▶ _What needs to be done_:
From the entries below, copy every line holding the word "hinzufügen".

Entries taken from a collection:
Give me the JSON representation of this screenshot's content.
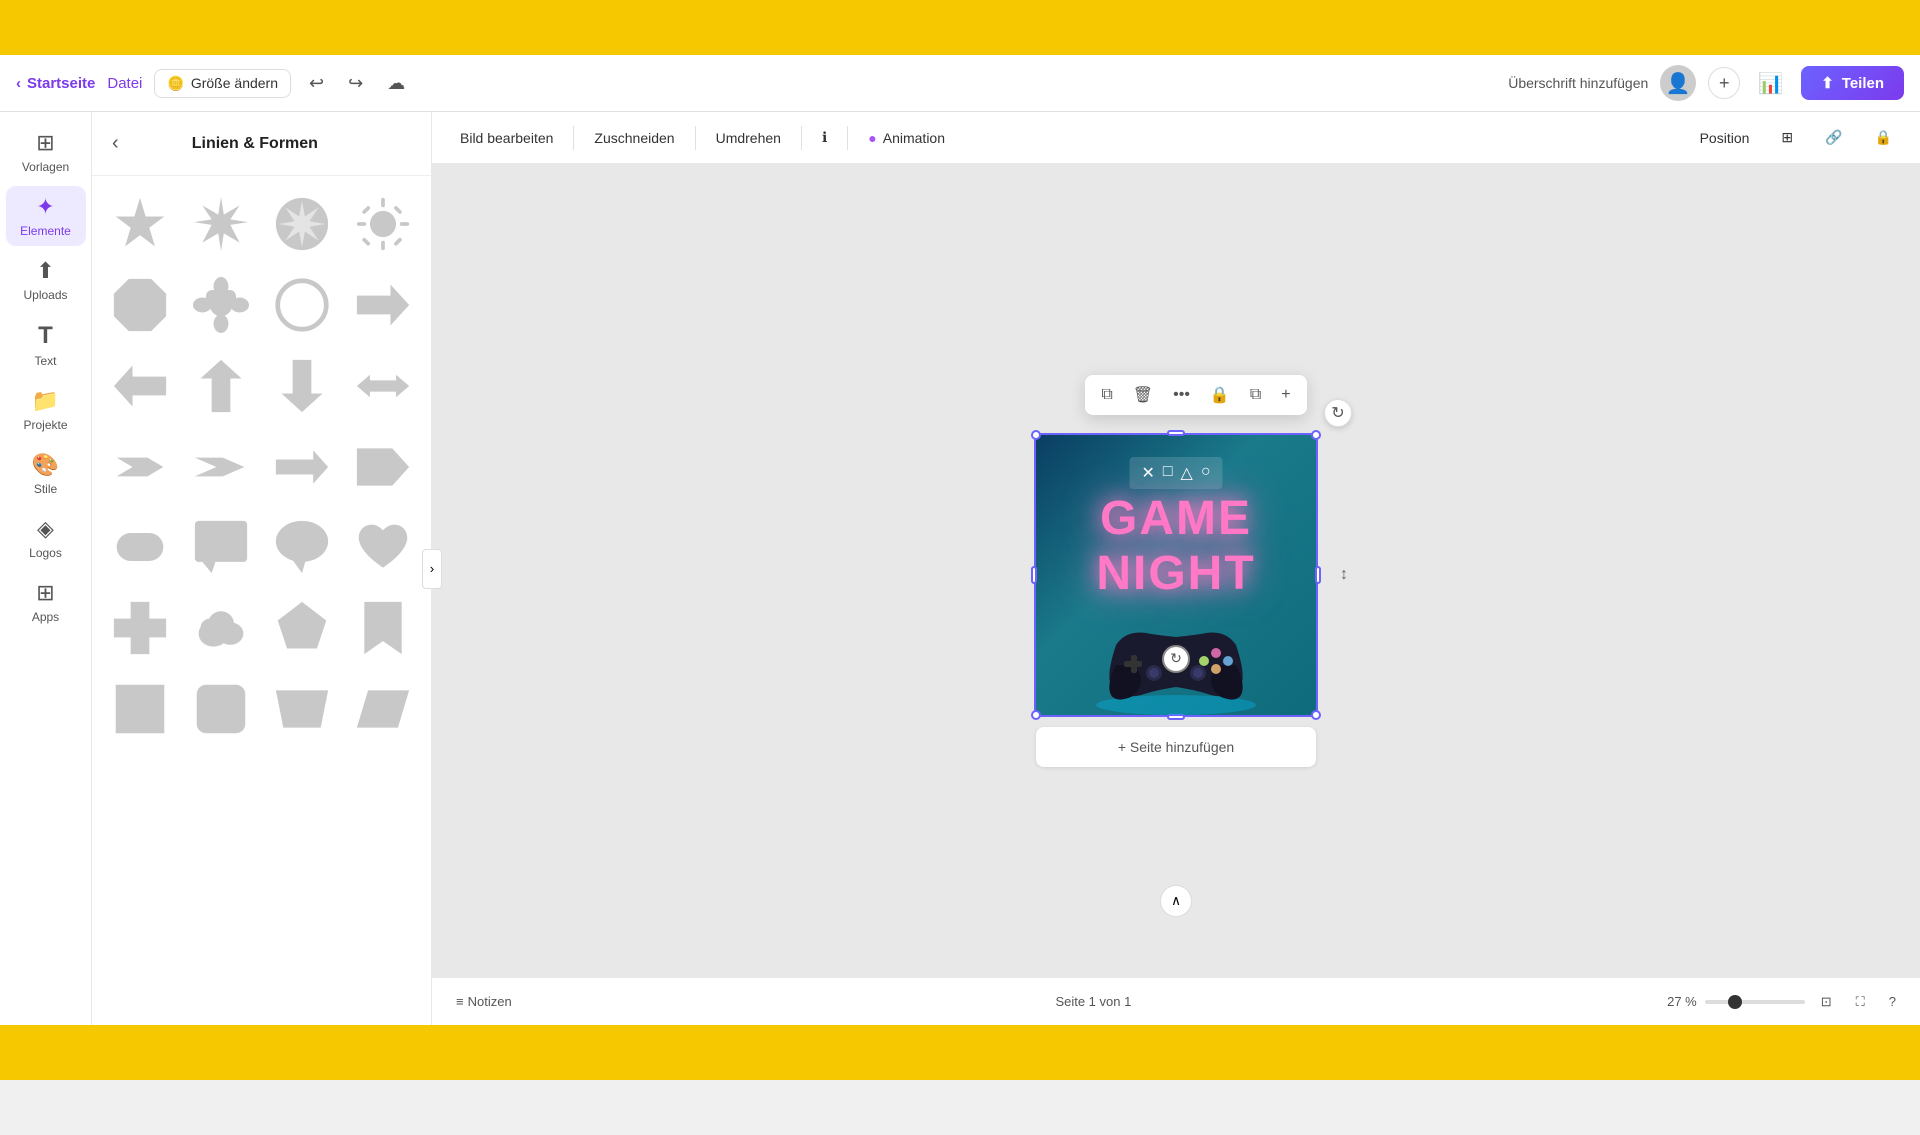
{
  "topBar": {
    "bg": "#f5c800"
  },
  "navbar": {
    "home_label": "Startseite",
    "datei_label": "Datei",
    "groesse_label": "Größe ändern",
    "coin_icon": "🪙",
    "undo_icon": "↩",
    "redo_icon": "↪",
    "cloud_icon": "☁",
    "add_title": "Überschrift hinzufügen",
    "share_label": "Teilen",
    "share_icon": "⬆"
  },
  "toolbar": {
    "bild_bearbeiten": "Bild bearbeiten",
    "zuschneiden": "Zuschneiden",
    "umdrehen": "Umdrehen",
    "info_icon": "ℹ",
    "animation_icon": "●",
    "animation": "Animation",
    "position": "Position",
    "link_icon": "🔗",
    "lock_icon": "🔒"
  },
  "sidebar": {
    "items": [
      {
        "id": "vorlagen",
        "label": "Vorlagen",
        "icon": "⊞"
      },
      {
        "id": "elemente",
        "label": "Elemente",
        "icon": "✦",
        "active": true
      },
      {
        "id": "uploads",
        "label": "Uploads",
        "icon": "⬆"
      },
      {
        "id": "text",
        "label": "Text",
        "icon": "T"
      },
      {
        "id": "projekte",
        "label": "Projekte",
        "icon": "📁"
      },
      {
        "id": "stile",
        "label": "Stile",
        "icon": "🎨"
      },
      {
        "id": "logos",
        "label": "Logos",
        "icon": "◈"
      },
      {
        "id": "apps",
        "label": "Apps",
        "icon": "⊞"
      }
    ]
  },
  "panel": {
    "title": "Linien & Formen",
    "back_icon": "‹"
  },
  "canvas": {
    "design_title_line1": "GAME",
    "design_title_line2": "NIGHT",
    "add_page_label": "+ Seite hinzufügen"
  },
  "contextToolbar": {
    "copy_icon": "⧉",
    "delete_icon": "🗑",
    "more_icon": "•••",
    "lock_icon": "🔒",
    "duplicate_icon": "⧉",
    "expand_icon": "+"
  },
  "bottomBar": {
    "notes_icon": "≡",
    "notes_label": "Notizen",
    "page_info": "Seite 1 von 1",
    "zoom_level": "27 %",
    "collapse_icon": "∧",
    "page_icon": "⊡",
    "fullscreen_icon": "⛶",
    "help_icon": "?"
  }
}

▶ _Reply to the exercise_:
    "add_title": "Überschrift hinzufügen",
    "add_page_label": "+ Seite hinzufügen"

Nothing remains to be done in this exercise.